No one knows how long the blackout on the internet will last. The law that allows authorities to cut off telecommunications service is only written to order temporary interruptions with a specific end date. But just the military he said The service will be “temporarily suspended from today until a warning is issued” to dismiss this requirement.
In recent weeks, as in several years, the people of Myanmar have spread awareness about the solutions to government censorship and efforts to block sites, Tools like VPNs, Tor browser, and encrypted communication platforms like the end like Signal. Before the blackout on the Internet, sites like Facebook, Instagram, Twitter, and Wikipedia ads were blocked along with numerous news sites.
In preparation for a complete international shutdown of the Internet, Free Expression Myanmar’s Spencer says some activists have made an effort to install as many physical connections to the internet as possible so that communities can maintain a small amount of shared connectivity. And some people or companies that already had one of those weird physical connections have been opening their doors to share the resource. People have also been teaching each other about apps like Bridgefy and FireChat Used in protests in Hong Kong in 2019 and 2020, which use Bluetooth networks based on proximity, rather than the Internet, to send messages.
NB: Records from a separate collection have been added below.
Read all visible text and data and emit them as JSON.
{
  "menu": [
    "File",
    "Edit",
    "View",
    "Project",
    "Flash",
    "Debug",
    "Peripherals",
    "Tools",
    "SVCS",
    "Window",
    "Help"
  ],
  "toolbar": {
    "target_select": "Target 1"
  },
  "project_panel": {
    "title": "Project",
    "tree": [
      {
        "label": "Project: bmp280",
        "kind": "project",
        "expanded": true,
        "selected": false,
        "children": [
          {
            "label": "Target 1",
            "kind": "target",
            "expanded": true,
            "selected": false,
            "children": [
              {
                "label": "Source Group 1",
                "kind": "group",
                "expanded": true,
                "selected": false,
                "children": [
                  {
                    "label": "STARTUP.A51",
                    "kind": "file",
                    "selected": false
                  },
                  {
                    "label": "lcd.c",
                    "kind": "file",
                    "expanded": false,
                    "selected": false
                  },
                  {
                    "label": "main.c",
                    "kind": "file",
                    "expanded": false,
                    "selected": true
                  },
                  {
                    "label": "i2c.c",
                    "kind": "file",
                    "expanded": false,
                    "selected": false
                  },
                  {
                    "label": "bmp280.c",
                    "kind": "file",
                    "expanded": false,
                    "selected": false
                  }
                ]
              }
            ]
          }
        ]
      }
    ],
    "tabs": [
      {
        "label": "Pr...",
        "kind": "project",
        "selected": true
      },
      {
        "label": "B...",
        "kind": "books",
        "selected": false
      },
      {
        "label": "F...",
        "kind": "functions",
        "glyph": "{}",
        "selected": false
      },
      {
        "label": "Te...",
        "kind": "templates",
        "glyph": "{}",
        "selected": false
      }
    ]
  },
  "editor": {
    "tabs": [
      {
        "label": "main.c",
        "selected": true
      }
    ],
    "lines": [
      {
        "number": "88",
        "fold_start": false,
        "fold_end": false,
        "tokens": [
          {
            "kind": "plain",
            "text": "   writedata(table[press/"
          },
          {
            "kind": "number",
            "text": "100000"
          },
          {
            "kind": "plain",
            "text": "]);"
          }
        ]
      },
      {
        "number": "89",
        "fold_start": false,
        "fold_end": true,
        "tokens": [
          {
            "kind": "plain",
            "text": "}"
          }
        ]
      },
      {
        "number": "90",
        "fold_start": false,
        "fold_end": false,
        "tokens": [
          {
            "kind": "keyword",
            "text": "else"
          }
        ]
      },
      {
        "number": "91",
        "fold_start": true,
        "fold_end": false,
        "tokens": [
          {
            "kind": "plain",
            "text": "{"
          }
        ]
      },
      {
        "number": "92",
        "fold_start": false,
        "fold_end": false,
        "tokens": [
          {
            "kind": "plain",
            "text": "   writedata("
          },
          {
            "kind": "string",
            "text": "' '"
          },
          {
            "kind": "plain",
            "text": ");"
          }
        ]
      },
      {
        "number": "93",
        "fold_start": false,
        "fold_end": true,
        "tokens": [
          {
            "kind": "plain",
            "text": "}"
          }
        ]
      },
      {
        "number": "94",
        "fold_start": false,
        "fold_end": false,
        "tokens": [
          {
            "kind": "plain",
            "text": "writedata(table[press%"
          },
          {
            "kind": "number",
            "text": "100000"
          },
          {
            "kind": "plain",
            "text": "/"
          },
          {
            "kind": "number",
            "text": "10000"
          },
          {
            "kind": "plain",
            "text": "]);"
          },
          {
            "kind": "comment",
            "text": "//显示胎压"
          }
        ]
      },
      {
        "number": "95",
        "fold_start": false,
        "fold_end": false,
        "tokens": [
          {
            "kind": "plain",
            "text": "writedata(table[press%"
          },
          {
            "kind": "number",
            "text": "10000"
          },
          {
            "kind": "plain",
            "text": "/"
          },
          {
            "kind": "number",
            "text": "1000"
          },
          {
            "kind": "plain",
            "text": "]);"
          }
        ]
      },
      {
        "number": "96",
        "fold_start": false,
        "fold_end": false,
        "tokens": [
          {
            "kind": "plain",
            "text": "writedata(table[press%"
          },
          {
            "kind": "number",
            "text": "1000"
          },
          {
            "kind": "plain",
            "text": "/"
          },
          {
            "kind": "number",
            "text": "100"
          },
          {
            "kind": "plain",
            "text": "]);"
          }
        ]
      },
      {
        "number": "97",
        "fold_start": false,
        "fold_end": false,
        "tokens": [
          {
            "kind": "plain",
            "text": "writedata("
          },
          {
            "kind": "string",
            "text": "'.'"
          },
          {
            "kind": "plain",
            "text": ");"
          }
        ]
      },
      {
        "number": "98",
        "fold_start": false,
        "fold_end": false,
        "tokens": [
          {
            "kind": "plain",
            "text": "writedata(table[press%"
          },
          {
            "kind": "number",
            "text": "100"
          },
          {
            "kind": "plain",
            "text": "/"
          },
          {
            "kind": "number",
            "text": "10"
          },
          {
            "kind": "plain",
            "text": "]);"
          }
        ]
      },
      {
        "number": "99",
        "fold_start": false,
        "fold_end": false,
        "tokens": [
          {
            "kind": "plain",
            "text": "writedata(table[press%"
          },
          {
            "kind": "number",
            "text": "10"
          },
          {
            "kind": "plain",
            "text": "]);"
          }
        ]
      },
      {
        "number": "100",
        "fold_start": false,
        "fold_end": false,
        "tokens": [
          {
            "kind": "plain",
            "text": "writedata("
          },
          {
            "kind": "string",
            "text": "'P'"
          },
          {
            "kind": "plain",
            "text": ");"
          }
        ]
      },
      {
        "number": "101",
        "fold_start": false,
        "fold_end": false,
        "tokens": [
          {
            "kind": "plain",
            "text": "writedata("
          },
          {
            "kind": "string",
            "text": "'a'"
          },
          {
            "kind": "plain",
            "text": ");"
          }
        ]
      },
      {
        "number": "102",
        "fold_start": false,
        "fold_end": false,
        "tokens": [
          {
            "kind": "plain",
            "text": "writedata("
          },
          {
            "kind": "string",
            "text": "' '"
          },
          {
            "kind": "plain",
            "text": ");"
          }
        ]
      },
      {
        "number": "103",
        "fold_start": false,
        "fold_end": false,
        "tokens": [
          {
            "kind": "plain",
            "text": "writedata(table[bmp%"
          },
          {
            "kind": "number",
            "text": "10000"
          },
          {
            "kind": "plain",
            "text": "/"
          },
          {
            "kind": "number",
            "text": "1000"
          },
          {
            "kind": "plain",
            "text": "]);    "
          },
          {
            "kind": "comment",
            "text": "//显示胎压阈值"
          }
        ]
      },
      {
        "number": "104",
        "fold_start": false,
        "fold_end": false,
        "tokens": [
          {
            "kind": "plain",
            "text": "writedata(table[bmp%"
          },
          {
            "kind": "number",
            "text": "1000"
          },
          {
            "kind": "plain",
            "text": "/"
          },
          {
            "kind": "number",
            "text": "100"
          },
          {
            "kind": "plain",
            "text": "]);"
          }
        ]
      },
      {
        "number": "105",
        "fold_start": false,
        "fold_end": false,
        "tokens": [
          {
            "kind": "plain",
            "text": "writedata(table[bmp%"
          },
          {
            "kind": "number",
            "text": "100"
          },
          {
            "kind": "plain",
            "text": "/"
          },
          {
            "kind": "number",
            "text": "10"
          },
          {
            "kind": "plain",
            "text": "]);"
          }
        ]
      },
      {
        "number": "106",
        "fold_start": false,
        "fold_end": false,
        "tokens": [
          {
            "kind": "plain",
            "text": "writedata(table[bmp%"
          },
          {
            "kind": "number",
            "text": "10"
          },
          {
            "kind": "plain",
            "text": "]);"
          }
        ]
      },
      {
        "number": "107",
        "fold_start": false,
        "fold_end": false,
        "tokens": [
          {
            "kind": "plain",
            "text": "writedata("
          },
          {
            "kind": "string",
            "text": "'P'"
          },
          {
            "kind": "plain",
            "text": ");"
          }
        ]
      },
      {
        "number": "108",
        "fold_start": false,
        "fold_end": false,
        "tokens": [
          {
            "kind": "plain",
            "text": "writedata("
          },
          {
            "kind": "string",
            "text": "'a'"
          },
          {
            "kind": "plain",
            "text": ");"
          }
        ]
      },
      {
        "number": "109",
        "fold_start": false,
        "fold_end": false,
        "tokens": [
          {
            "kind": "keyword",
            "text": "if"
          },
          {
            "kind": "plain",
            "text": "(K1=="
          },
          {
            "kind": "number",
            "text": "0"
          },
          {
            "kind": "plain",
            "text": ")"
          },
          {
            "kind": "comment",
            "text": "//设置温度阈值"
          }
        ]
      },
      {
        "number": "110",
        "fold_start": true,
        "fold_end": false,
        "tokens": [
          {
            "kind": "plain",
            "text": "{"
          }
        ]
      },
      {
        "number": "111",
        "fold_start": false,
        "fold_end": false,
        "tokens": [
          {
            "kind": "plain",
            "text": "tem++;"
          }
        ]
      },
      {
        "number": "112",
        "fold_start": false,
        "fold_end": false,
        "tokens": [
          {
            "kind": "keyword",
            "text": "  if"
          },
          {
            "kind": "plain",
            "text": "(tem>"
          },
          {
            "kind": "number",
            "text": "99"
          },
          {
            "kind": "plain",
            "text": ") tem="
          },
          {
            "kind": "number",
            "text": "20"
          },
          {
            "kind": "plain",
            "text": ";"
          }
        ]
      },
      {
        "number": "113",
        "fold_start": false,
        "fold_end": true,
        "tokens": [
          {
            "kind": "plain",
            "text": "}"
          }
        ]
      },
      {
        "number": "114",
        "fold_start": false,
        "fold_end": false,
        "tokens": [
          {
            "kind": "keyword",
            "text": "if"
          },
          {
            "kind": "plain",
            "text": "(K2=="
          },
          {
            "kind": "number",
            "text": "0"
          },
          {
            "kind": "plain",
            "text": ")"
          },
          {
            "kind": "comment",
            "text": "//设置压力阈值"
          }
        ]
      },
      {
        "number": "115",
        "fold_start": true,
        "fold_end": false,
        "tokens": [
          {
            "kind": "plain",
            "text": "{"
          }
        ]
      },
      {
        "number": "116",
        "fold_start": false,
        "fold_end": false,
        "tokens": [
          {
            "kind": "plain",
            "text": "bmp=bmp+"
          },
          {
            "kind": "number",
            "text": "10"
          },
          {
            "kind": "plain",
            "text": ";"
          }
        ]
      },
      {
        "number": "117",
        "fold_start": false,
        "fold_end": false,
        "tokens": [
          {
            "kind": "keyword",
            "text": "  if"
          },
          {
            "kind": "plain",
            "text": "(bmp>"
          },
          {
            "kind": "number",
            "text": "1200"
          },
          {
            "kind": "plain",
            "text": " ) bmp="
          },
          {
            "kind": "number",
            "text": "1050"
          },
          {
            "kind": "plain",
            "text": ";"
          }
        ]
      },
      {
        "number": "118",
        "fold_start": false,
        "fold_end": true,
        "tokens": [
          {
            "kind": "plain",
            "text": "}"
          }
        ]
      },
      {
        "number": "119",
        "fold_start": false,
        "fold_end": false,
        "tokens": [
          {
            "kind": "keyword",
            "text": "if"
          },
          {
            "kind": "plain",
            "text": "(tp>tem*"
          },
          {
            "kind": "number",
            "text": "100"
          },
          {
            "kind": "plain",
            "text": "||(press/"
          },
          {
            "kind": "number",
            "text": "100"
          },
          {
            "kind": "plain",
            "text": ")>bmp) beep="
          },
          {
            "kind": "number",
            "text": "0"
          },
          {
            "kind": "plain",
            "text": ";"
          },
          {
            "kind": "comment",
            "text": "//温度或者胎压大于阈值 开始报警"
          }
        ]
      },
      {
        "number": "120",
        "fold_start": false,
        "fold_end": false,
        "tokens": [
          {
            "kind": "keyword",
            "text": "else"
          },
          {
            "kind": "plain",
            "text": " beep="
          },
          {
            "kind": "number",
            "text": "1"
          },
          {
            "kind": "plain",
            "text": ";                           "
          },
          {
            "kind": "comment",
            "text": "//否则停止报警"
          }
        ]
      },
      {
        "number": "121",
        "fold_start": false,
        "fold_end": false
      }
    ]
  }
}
“The people of Myanmar are rich,” says Amira Harb, a former U.S. intelligence agent and threat researcher who has researched Myanmar’s Internet use for IntSights. “They are not afraid, or I should say many are reasonably afraid, but they are brave. They are pushing against everything and finding ways to ask for solidarity and international support.”